*** RECORDS TO USE Section Begins ***

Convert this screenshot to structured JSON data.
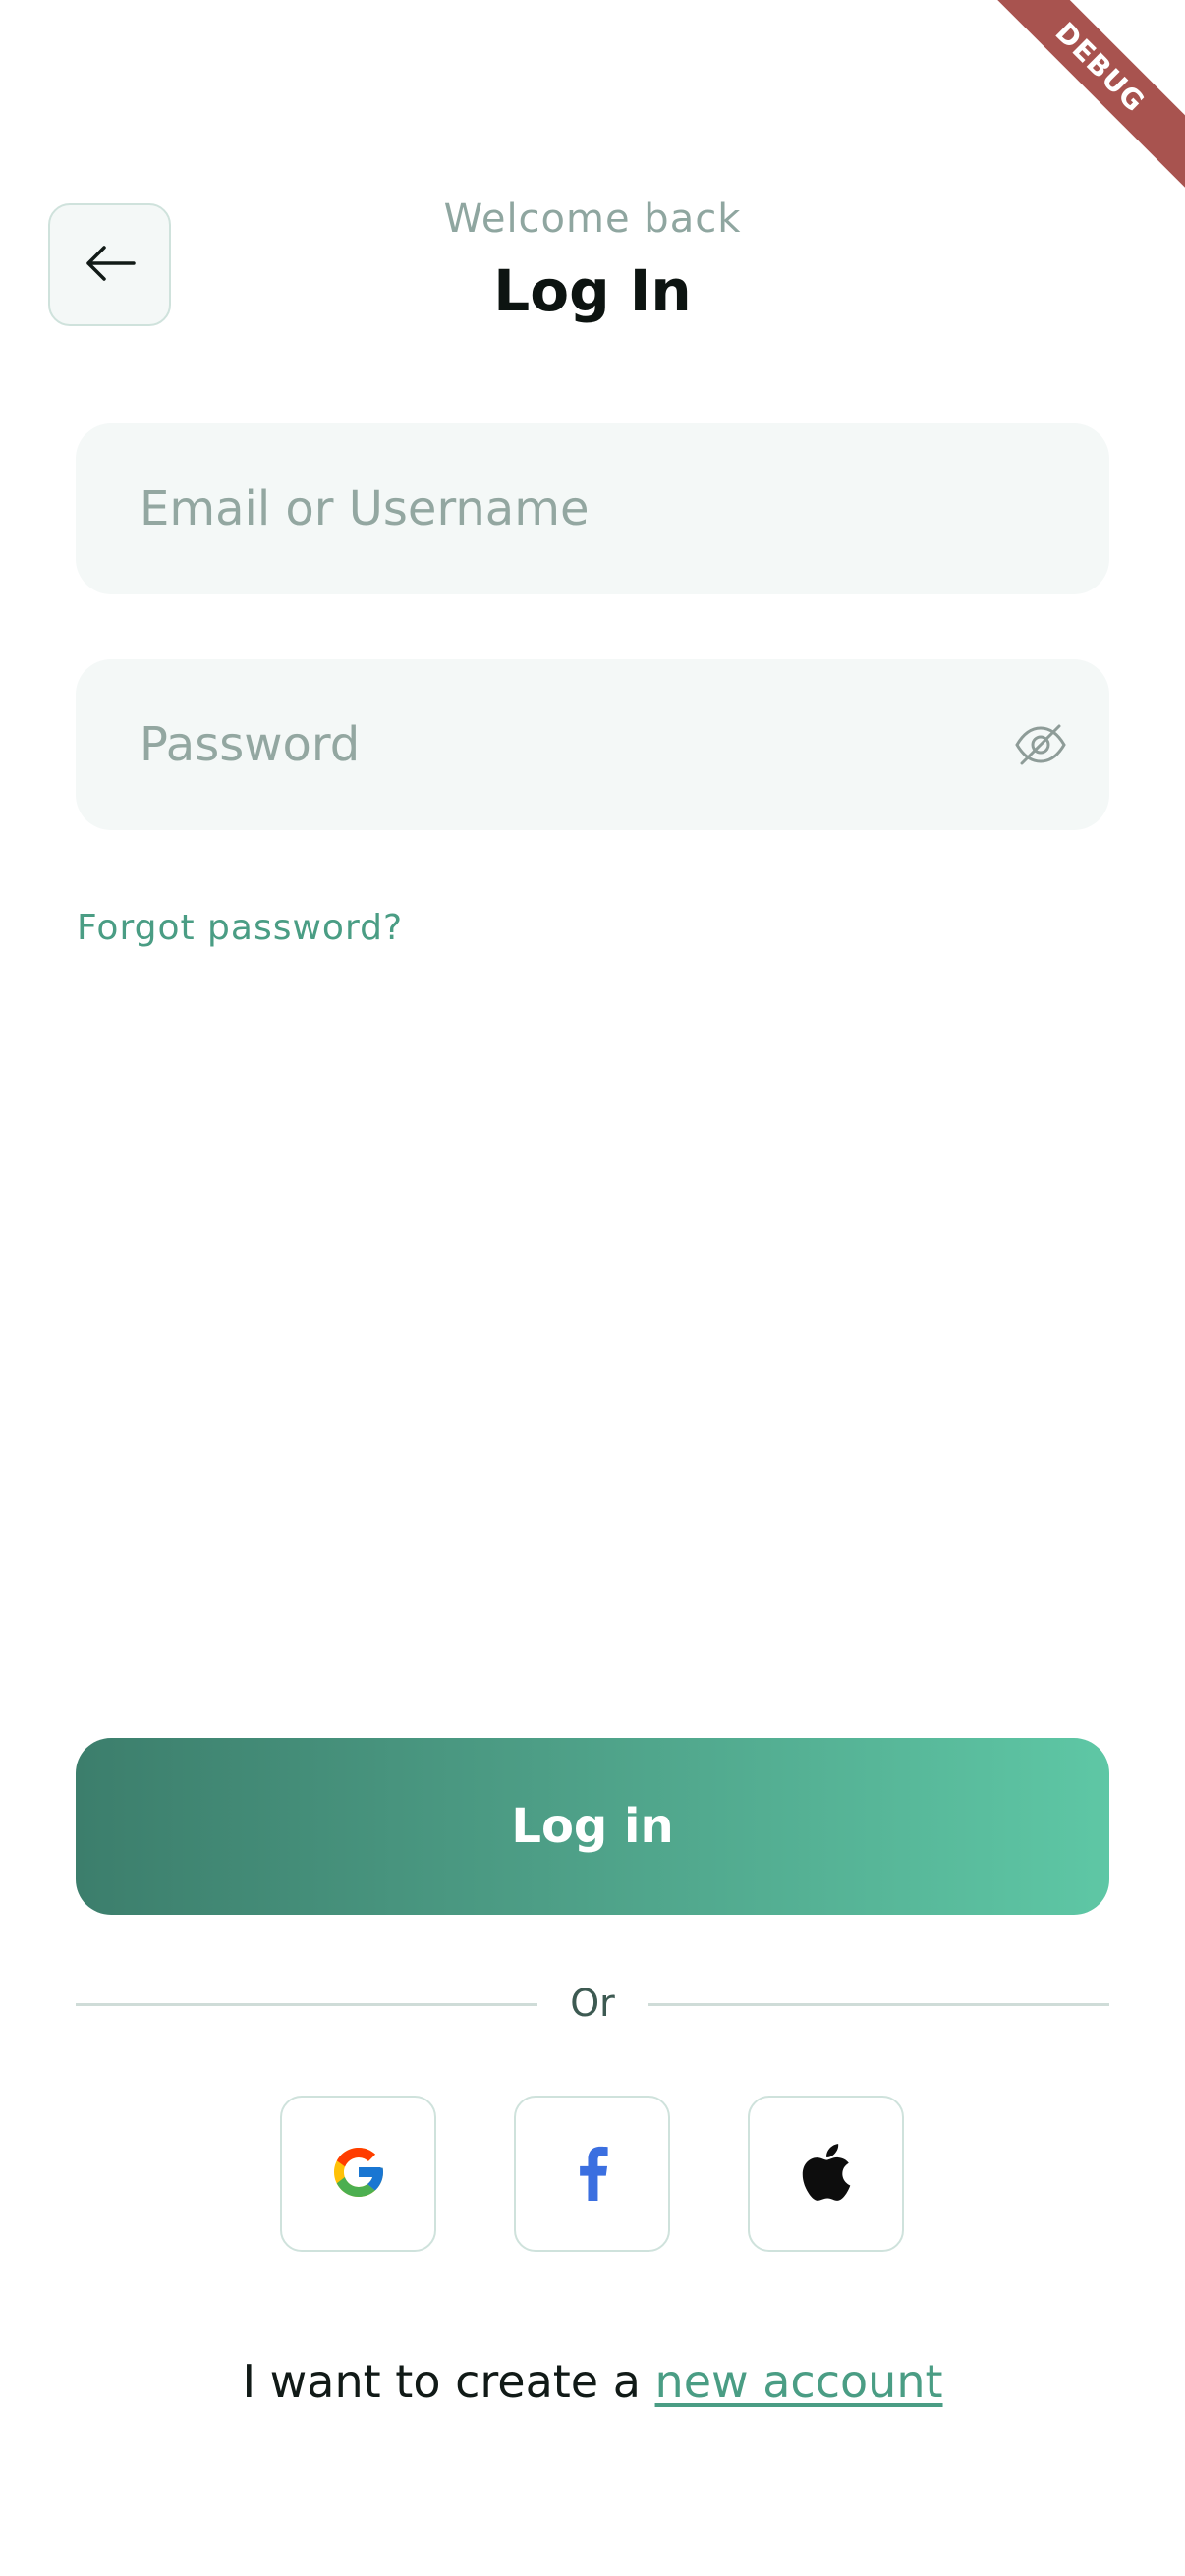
{
  "debug_banner": {
    "label": "DEBUG",
    "color": "#a8534f"
  },
  "header": {
    "subtitle": "Welcome back",
    "title": "Log In",
    "back_icon": "arrow-left-icon"
  },
  "form": {
    "email": {
      "placeholder": "Email or Username",
      "value": ""
    },
    "password": {
      "placeholder": "Password",
      "value": "",
      "toggle_icon": "eye-off-icon"
    },
    "forgot_label": "Forgot password?"
  },
  "actions": {
    "login_label": "Log in",
    "or_label": "Or",
    "social": [
      {
        "name": "google",
        "icon": "google-icon"
      },
      {
        "name": "facebook",
        "icon": "facebook-icon"
      },
      {
        "name": "apple",
        "icon": "apple-icon"
      }
    ]
  },
  "footer": {
    "prefix": "I want to create a ",
    "link": "new account"
  },
  "colors": {
    "accent": "#4a9d84",
    "gradient_start": "#3c7e6c",
    "gradient_end": "#5ec7a5",
    "field_bg": "#f4f8f7"
  }
}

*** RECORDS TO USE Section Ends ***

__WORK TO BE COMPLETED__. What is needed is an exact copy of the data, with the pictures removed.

__RESULT OF THIS EXERCISE__.
Convert this screenshot to structured JSON data.
{
  "debug_banner": {
    "label": "DEBUG",
    "color": "#a8534f"
  },
  "header": {
    "subtitle": "Welcome back",
    "title": "Log In",
    "back_icon": "arrow-left-icon"
  },
  "form": {
    "email": {
      "placeholder": "Email or Username",
      "value": ""
    },
    "password": {
      "placeholder": "Password",
      "value": "",
      "toggle_icon": "eye-off-icon"
    },
    "forgot_label": "Forgot password?"
  },
  "actions": {
    "login_label": "Log in",
    "or_label": "Or",
    "social": [
      {
        "name": "google",
        "icon": "google-icon"
      },
      {
        "name": "facebook",
        "icon": "facebook-icon"
      },
      {
        "name": "apple",
        "icon": "apple-icon"
      }
    ]
  },
  "footer": {
    "prefix": "I want to create a ",
    "link": "new account"
  },
  "colors": {
    "accent": "#4a9d84",
    "gradient_start": "#3c7e6c",
    "gradient_end": "#5ec7a5",
    "field_bg": "#f4f8f7"
  }
}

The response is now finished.